▶ _What is required_
Filter the entries below, keeping only lines with the word "false".

Entries from a dataset of interfaces:
*** Block opens ***

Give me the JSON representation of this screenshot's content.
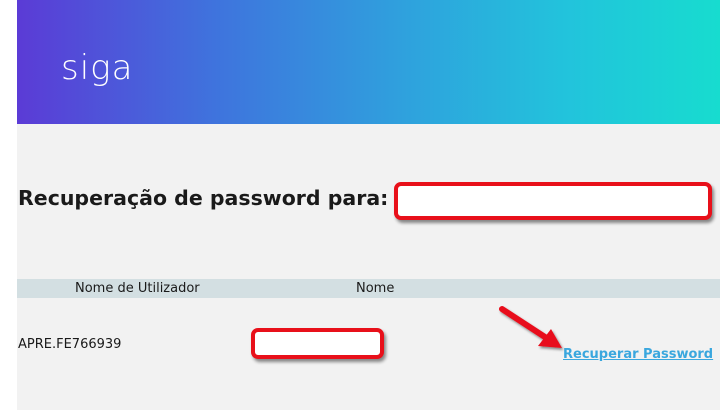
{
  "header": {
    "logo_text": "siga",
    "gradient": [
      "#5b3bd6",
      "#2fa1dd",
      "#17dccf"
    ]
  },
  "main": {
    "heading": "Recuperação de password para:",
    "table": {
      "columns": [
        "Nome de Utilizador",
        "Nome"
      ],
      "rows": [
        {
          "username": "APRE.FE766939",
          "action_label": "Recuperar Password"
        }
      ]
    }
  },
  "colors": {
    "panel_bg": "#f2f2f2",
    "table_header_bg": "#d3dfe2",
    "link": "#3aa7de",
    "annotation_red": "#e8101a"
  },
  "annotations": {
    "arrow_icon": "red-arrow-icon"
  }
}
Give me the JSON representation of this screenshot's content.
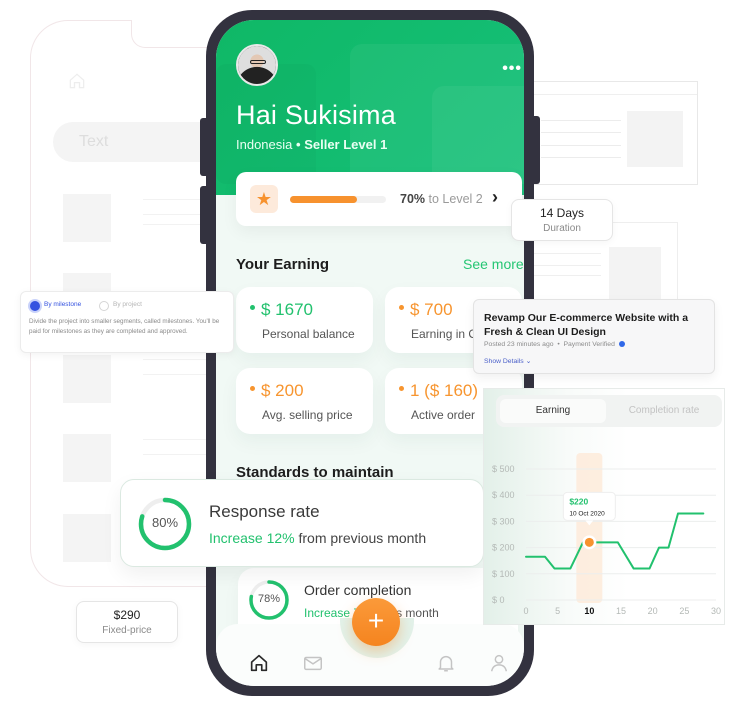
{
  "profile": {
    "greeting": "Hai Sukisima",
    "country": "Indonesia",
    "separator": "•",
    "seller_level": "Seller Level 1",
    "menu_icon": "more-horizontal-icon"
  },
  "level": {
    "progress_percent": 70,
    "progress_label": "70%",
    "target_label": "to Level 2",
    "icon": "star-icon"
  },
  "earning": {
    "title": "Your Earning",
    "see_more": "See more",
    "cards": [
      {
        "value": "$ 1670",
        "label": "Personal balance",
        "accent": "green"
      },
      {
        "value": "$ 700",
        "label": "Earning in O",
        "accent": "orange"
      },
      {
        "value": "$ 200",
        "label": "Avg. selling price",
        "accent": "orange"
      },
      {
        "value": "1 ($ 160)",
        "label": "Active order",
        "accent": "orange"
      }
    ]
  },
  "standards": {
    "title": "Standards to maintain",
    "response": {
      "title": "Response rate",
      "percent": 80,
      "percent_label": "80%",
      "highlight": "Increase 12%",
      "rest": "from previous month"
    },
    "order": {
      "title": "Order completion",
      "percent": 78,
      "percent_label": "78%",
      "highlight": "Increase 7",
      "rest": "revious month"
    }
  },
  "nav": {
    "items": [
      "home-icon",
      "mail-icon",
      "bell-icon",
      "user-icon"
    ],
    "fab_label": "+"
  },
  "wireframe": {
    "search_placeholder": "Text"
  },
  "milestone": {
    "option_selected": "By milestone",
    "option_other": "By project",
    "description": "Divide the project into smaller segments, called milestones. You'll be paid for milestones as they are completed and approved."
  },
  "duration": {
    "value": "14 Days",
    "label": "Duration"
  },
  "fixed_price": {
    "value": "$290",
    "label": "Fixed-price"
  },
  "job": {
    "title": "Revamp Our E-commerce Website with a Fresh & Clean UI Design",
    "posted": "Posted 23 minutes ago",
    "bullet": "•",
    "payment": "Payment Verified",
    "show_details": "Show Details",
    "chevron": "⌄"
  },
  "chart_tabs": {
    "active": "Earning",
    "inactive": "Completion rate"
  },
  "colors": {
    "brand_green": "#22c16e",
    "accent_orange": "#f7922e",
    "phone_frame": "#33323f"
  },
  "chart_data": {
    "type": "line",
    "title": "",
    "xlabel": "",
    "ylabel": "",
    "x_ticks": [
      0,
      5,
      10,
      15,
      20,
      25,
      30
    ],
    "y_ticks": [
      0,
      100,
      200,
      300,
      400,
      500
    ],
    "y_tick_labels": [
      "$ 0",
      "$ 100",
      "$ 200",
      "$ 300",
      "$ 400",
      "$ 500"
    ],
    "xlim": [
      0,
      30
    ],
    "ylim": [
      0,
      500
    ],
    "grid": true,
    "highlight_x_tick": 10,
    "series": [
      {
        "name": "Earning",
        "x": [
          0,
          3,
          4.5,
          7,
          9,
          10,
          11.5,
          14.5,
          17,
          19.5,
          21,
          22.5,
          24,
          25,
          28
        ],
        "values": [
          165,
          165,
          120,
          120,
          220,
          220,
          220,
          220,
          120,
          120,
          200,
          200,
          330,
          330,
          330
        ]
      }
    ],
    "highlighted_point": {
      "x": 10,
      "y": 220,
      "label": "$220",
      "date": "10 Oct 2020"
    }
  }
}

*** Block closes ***
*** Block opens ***

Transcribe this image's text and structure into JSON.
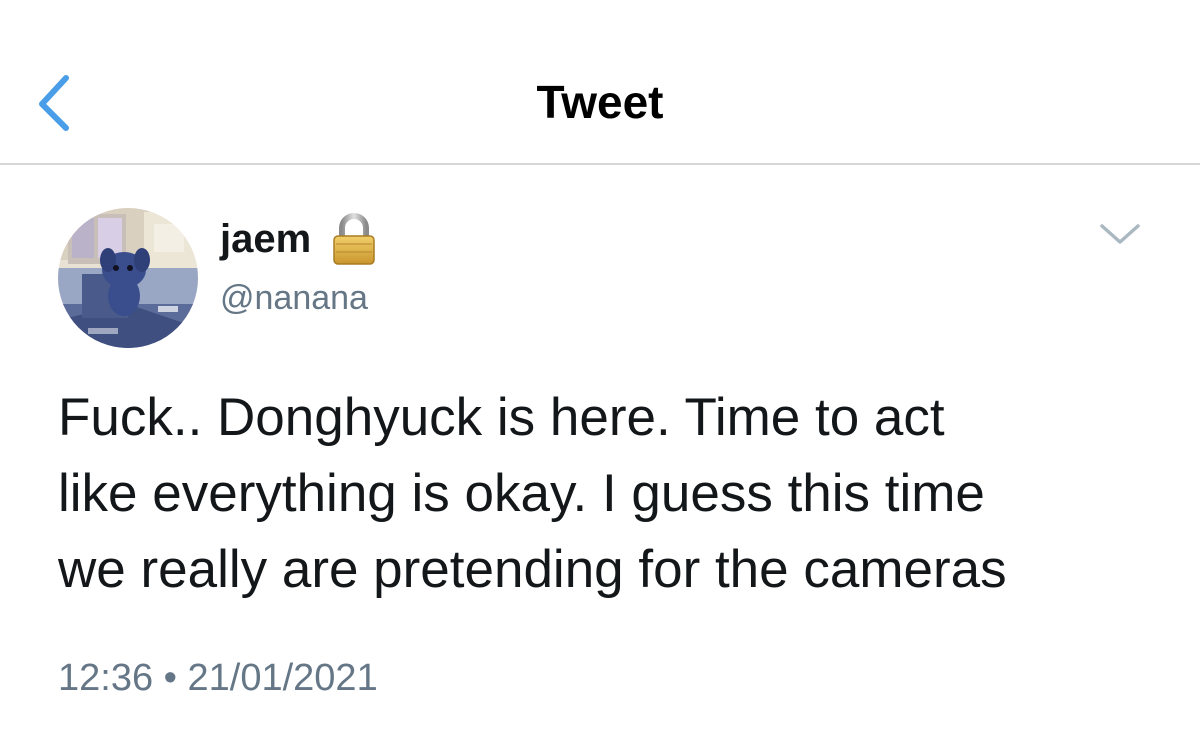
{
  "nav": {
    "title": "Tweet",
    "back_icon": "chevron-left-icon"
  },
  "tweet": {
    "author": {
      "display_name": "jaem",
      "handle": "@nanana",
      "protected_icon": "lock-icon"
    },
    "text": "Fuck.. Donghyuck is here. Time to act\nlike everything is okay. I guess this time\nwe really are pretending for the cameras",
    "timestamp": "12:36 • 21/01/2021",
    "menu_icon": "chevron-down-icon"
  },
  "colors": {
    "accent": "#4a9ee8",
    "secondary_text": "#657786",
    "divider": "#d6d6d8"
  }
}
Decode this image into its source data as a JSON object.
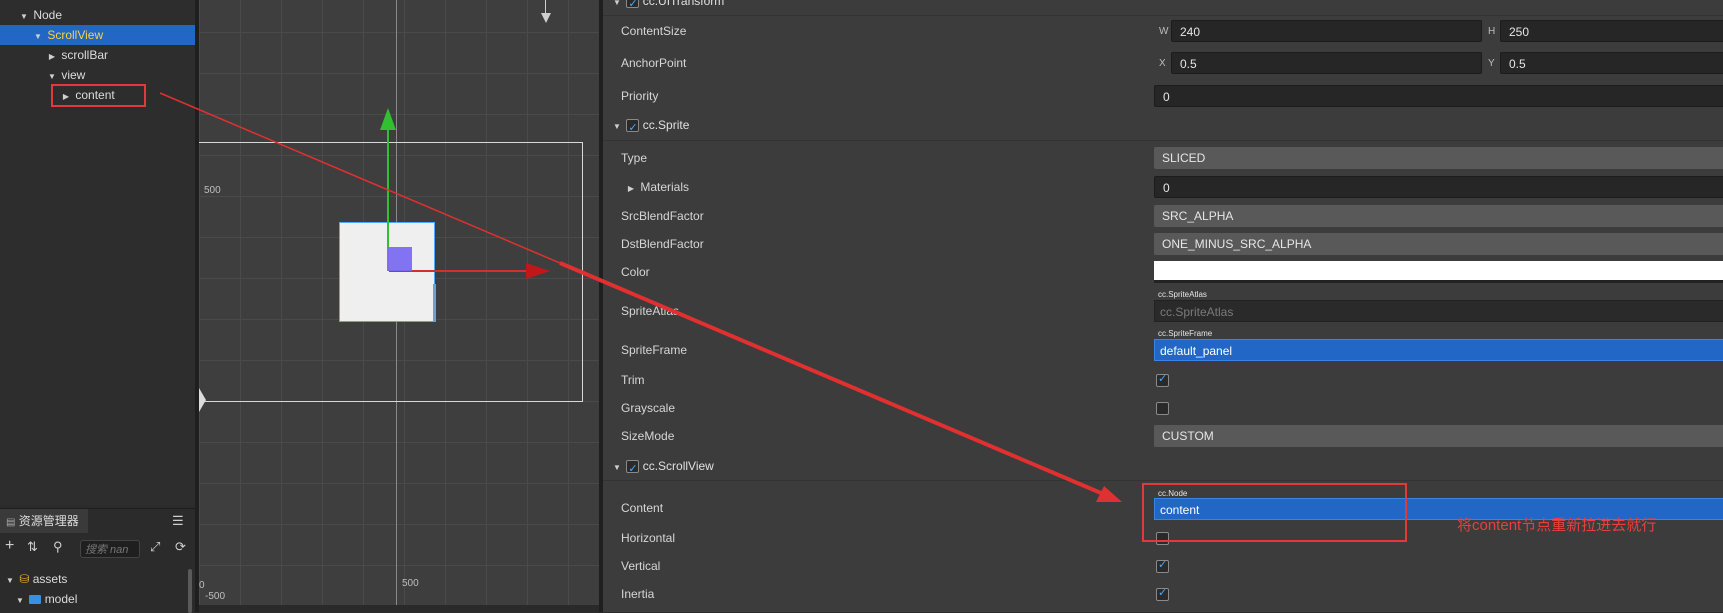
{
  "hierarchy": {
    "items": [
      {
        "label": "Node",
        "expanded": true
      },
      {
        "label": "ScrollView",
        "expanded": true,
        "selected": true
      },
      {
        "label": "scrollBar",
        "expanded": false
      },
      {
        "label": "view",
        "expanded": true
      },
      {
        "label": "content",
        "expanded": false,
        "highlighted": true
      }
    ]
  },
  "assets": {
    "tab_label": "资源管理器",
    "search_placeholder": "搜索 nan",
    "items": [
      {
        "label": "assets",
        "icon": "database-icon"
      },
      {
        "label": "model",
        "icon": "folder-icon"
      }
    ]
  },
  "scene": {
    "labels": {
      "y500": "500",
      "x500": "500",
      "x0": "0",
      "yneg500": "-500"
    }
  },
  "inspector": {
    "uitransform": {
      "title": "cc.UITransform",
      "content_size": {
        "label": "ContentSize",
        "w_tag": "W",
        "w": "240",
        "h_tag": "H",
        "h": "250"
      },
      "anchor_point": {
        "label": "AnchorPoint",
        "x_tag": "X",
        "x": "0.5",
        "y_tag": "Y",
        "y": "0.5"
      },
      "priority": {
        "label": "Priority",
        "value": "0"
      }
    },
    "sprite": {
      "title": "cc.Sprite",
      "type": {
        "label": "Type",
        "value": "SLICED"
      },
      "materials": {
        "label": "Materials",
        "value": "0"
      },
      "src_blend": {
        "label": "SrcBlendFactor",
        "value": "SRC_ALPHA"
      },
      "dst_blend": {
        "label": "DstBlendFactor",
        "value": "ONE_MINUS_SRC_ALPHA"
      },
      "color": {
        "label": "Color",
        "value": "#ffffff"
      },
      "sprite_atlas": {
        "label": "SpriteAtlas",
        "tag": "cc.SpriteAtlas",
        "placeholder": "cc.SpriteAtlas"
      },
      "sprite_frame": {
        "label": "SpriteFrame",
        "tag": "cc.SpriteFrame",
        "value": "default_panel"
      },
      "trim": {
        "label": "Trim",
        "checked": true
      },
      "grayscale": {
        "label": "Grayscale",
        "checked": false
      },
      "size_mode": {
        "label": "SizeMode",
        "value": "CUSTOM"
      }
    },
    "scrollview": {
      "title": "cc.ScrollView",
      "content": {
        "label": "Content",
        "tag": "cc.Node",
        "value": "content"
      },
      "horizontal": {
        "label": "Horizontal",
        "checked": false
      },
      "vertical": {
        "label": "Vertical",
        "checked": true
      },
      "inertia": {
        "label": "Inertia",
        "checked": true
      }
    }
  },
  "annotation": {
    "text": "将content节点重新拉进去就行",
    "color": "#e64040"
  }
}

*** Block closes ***

▶ _Response to this exercise_
        "expanded": false
        "expanded": false,
        "checked": false
        "checked": false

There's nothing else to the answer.